The Writer's Almanac
The Writer's Almanac - Thursday, November 18, 2021

The Writer's Almanac

Play Episode Listen Later Nov 18, 2021 5:00


Today is the 82nd birthday of poet, novelist, activist, and feminist Margaret Atwood, who said, "I read for pleasure and that is the moment I learn the most."

The Writer's Almanac
The Writer's Almanac - Wednesday, November 17, 2021

The Writer's Almanac

Play Episode Listen Later Nov 17, 2021 5:00


Today we feature the poem “As Toilsome I Wander'd Virginia's Woods” by Walt Whitman.

The Writer's Almanac
The Writer's Almanac - Tuesday, November 16, 2021

The Writer's Almanac

Play Episode Listen Later Nov 16, 2021 5:00


Today is the birthday of the Pulitzer Prize winning playwright Paula Vogel (1951). Author “How I Learned to Drive” and “The Baltimore Waltz.”

The Writer's Almanac
The Writer's Almanac - Monday, November 15, 2021

The Writer's Almanac

Play Episode Listen Later Nov 15, 2021 5:00
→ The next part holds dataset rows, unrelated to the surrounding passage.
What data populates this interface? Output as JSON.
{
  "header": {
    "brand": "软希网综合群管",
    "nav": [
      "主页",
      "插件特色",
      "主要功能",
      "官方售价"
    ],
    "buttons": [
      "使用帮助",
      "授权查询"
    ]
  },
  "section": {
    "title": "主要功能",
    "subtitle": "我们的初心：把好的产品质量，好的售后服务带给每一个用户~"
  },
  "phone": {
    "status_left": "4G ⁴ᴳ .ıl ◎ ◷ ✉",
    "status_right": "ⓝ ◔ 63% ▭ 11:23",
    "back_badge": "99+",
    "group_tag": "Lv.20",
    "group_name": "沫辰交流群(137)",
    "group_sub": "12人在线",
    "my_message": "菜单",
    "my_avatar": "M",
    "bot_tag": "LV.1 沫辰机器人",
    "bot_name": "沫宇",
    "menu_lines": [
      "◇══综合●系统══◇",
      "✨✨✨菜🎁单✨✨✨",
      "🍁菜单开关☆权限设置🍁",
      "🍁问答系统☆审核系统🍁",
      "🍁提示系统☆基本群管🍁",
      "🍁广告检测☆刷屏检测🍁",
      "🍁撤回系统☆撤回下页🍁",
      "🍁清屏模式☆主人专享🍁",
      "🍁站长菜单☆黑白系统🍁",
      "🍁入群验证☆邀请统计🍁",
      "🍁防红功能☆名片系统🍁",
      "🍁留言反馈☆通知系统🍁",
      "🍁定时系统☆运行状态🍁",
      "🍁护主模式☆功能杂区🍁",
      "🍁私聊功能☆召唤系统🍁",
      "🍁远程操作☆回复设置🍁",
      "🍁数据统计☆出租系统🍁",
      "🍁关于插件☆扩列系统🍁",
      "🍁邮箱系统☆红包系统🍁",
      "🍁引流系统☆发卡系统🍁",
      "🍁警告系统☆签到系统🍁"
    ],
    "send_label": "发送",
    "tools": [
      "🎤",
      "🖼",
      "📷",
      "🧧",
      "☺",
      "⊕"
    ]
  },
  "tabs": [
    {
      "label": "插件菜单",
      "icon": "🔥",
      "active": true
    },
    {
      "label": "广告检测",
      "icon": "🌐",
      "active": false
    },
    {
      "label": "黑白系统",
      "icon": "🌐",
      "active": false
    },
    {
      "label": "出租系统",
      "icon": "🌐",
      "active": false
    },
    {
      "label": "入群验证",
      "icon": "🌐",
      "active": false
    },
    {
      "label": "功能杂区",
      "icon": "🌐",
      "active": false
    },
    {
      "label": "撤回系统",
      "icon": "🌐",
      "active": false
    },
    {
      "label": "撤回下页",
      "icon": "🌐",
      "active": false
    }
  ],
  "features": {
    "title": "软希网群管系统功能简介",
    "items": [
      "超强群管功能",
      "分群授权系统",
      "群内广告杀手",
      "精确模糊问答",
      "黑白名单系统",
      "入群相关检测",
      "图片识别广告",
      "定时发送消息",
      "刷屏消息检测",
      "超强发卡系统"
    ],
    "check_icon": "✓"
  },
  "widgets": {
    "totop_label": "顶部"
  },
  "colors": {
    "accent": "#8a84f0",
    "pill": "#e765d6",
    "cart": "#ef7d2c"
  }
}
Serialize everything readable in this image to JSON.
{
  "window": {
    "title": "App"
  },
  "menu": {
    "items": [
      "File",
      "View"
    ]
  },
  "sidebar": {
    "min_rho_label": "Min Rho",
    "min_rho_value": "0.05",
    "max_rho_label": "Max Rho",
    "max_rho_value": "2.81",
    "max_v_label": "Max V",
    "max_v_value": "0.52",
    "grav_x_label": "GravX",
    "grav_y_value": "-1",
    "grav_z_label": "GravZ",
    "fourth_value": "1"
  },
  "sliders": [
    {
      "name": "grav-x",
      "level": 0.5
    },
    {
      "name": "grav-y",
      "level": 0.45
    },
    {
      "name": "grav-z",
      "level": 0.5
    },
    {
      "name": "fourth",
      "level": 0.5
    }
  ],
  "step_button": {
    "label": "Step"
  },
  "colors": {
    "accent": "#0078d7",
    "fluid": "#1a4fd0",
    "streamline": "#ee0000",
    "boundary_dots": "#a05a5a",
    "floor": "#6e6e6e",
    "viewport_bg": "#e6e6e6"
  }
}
“Each poem I think will be the last. But something always comes up and catches my fancy.” --Marianne Moore, born on this day in 1887.